Task description
If a line of the data below contains the string "title", copy it into your answer.

• • • • • • •

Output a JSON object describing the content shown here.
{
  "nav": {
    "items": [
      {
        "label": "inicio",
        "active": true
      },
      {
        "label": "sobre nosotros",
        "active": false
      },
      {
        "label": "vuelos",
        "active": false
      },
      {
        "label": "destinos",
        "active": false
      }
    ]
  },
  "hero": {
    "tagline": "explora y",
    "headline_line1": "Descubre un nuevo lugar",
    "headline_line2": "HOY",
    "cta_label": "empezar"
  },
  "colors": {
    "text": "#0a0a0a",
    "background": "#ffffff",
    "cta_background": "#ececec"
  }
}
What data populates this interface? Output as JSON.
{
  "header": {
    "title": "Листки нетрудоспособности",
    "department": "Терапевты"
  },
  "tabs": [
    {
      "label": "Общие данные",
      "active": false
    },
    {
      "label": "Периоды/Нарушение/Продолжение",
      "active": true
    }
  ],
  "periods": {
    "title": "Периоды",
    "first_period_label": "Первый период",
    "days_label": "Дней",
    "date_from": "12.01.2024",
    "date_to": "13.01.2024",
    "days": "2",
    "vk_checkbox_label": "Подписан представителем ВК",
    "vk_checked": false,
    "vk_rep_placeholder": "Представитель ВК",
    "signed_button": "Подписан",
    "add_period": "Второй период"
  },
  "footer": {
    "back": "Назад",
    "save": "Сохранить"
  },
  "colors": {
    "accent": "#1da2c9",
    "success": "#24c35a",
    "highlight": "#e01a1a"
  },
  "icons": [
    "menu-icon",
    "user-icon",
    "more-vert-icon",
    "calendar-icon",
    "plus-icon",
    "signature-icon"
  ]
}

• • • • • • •

Solution
    "title": "Листки нетрудоспособности",
    "title": "Периоды",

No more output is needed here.